• The records:
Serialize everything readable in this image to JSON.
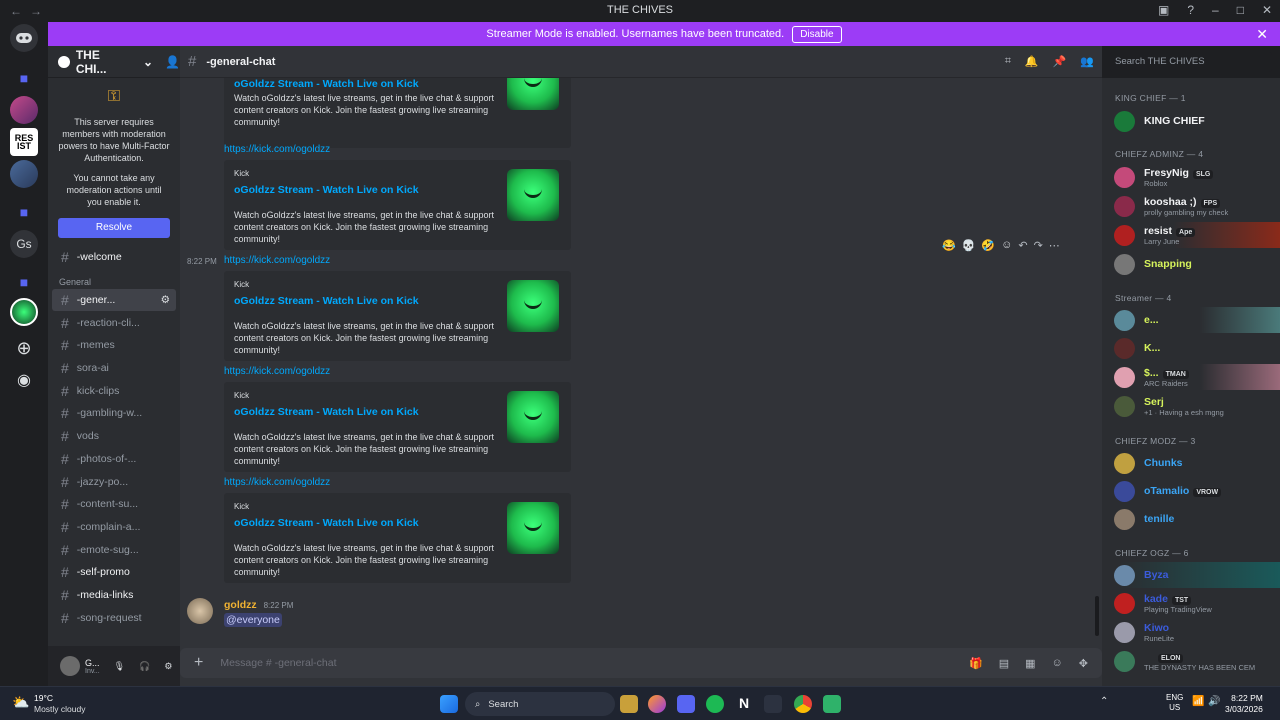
{
  "window": {
    "title": "THE CHIVES"
  },
  "banner": {
    "text": "Streamer Mode is enabled. Usernames have been truncated.",
    "disable": "Disable"
  },
  "guilds": {
    "resist": "RES IST",
    "gs": "Gs"
  },
  "server": {
    "name": "THE CHI...",
    "mfa_text": "This server requires members with moderation powers to have Multi-Factor Authentication.",
    "mfa_text2": "You cannot take any moderation actions until you enable it.",
    "resolve": "Resolve"
  },
  "channels": {
    "welcome": "-welcome",
    "category_general": "General",
    "items": [
      "-gener...",
      "-reaction-cli...",
      "-memes",
      "sora-ai",
      "kick-clips",
      "-gambling-w...",
      "vods",
      "-photos-of-...",
      "-jazzy-po...",
      "-content-su...",
      "-complain-a...",
      "-emote-sug...",
      "-self-promo",
      "-media-links",
      "-song-request"
    ]
  },
  "user": {
    "name": "G...",
    "status": "Inv..."
  },
  "chat": {
    "channel": "-general-chat",
    "link": "https://kick.com/ogoldzz",
    "provider": "Kick",
    "embed_title": "oGoldzz Stream - Watch Live on Kick",
    "embed_desc": "Watch oGoldzz's latest live streams, get in the live chat & support content creators on Kick. Join the fastest growing live streaming community!",
    "time": "8:22 PM",
    "author": "goldzz",
    "author_time": "8:22 PM",
    "mention": "@everyone",
    "placeholder": "Message # -general-chat"
  },
  "search": {
    "placeholder": "Search THE CHIVES"
  },
  "members": {
    "king_head": "KING CHIEF — 1",
    "king": "KING CHIEF",
    "adminz_head": "CHIEFZ ADMINZ — 4",
    "fresy": "FresyNig",
    "fresy_tag": "SLG",
    "fresy_st": "Roblox",
    "kooshaa": "kooshaa ;)",
    "kooshaa_tag": "FPS",
    "kooshaa_st": "prolly gambling my check",
    "resist": "resist",
    "resist_tag": "Ape",
    "resist_st": "Larry June",
    "snapping": "Snapping",
    "streamer_head": "Streamer — 4",
    "s1": "e...",
    "s2": "K...",
    "s3": "$...",
    "s3_tag": "TMAN",
    "s3_st": "ARC Raiders",
    "s4": "Serj",
    "s4_st": "+1 · Having a esh mgng",
    "modz_head": "CHIEFZ MODZ — 3",
    "chunks": "Chunks",
    "otamalio": "oTamalio",
    "otamalio_tag": "VROW",
    "tenille": "tenille",
    "ogz_head": "CHIEFZ OGZ — 6",
    "byza": "Byza",
    "kade": "kade",
    "kade_tag": "TST",
    "kade_st": "Playing TradingView",
    "kiwo": "Kiwo",
    "kiwo_st": "RuneLite",
    "last_tag": "ELON",
    "last_st": "THE DYNASTY HAS BEEN CEM"
  },
  "taskbar": {
    "weather_temp": "19°C",
    "weather_desc": "Mostly cloudy",
    "search": "Search",
    "lang1": "ENG",
    "lang2": "US",
    "time": "8:22 PM",
    "date": "3/03/2026"
  }
}
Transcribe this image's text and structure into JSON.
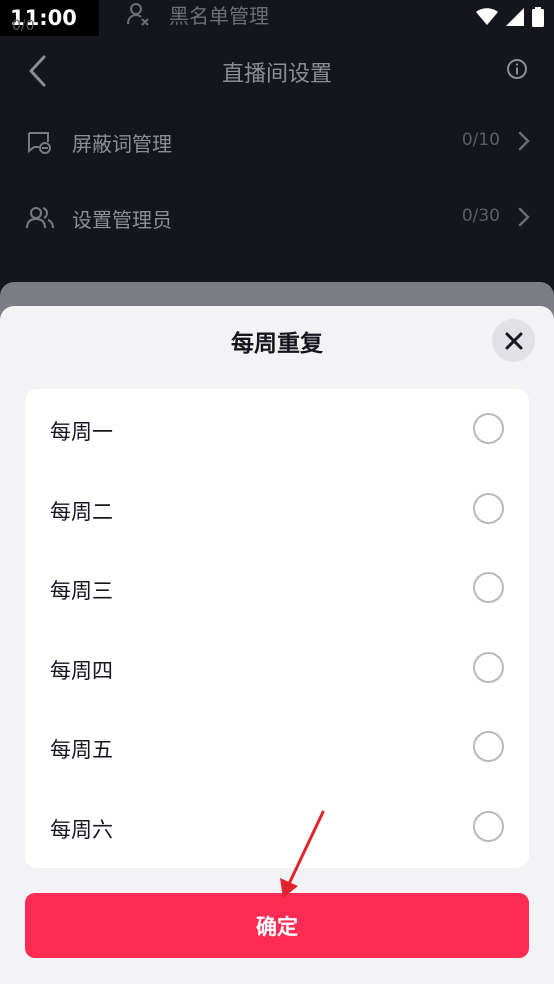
{
  "status_bar": {
    "time": "11:00"
  },
  "background": {
    "blacklist_label": "黑名单管理",
    "count_peek": "0/0",
    "nav_title": "直播间设置",
    "rows": [
      {
        "label": "屏蔽词管理",
        "value": "0/10",
        "icon": "blocked-words-icon"
      },
      {
        "label": "设置管理员",
        "value": "0/30",
        "icon": "admins-icon"
      }
    ]
  },
  "sheet": {
    "title": "每周重复",
    "options": [
      {
        "label": "每周一",
        "checked": false
      },
      {
        "label": "每周二",
        "checked": false
      },
      {
        "label": "每周三",
        "checked": false
      },
      {
        "label": "每周四",
        "checked": false
      },
      {
        "label": "每周五",
        "checked": false
      },
      {
        "label": "每周六",
        "checked": false
      }
    ],
    "confirm_label": "确定"
  },
  "colors": {
    "accent": "#fe2c55",
    "annotation_arrow": "#e0242c"
  }
}
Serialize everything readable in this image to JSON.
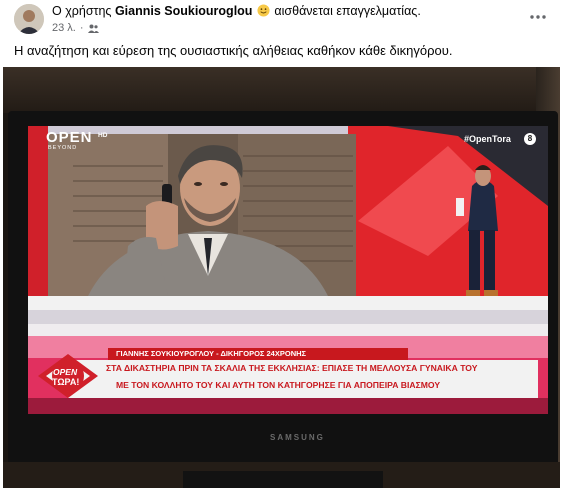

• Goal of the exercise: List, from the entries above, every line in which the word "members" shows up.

• Exercise answer:
    "mfa_text": "This server requires members with moderation powers to have Multi-Factor Authentication.",
  "members": {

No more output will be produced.